**AIM OF THE TASK:**
Go through the data and tally the lines that include "JSON". The reply is that number alone.
___ DATASET ENTRIES ___
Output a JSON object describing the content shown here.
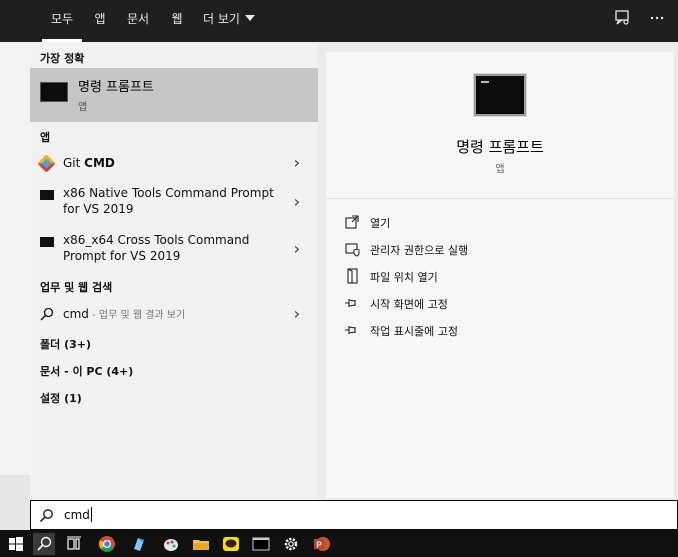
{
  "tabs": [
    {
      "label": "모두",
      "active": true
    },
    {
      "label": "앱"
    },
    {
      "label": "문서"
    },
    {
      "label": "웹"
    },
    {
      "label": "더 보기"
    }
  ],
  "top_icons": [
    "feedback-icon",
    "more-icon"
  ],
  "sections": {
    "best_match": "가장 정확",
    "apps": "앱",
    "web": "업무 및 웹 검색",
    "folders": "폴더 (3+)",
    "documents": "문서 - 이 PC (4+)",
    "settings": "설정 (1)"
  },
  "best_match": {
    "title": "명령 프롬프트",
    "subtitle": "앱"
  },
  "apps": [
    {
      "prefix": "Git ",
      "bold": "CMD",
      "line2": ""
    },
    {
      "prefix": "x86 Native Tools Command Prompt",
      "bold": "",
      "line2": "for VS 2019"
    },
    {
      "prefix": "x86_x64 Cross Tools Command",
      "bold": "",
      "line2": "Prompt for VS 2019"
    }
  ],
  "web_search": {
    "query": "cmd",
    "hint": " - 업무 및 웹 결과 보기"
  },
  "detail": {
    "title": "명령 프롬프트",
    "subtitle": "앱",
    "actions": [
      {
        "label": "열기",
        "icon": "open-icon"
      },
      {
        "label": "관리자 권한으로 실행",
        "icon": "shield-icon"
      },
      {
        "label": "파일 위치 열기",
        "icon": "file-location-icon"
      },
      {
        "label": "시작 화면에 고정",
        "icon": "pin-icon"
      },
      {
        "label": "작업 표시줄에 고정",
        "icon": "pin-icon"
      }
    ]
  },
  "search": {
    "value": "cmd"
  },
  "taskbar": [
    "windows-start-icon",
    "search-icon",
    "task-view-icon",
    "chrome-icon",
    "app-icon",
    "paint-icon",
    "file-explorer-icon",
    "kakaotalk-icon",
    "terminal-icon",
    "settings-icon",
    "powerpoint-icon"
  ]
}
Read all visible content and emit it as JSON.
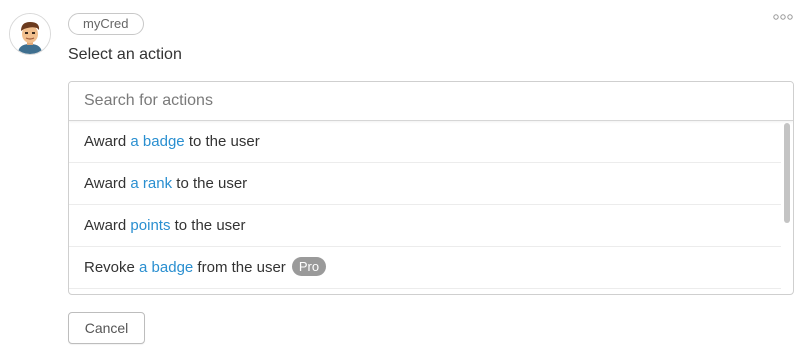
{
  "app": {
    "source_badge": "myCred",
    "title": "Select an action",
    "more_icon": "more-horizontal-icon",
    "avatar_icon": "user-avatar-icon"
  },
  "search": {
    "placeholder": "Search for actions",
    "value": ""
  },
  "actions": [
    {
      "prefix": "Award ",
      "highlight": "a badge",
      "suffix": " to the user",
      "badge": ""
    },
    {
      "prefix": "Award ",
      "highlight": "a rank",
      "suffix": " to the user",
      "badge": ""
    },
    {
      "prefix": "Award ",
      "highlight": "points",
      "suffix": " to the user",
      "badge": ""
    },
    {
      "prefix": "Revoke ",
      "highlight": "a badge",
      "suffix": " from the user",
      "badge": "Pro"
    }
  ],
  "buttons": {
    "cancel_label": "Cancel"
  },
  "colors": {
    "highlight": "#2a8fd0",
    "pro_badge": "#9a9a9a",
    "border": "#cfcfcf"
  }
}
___
**COMPLETED TASK:**
2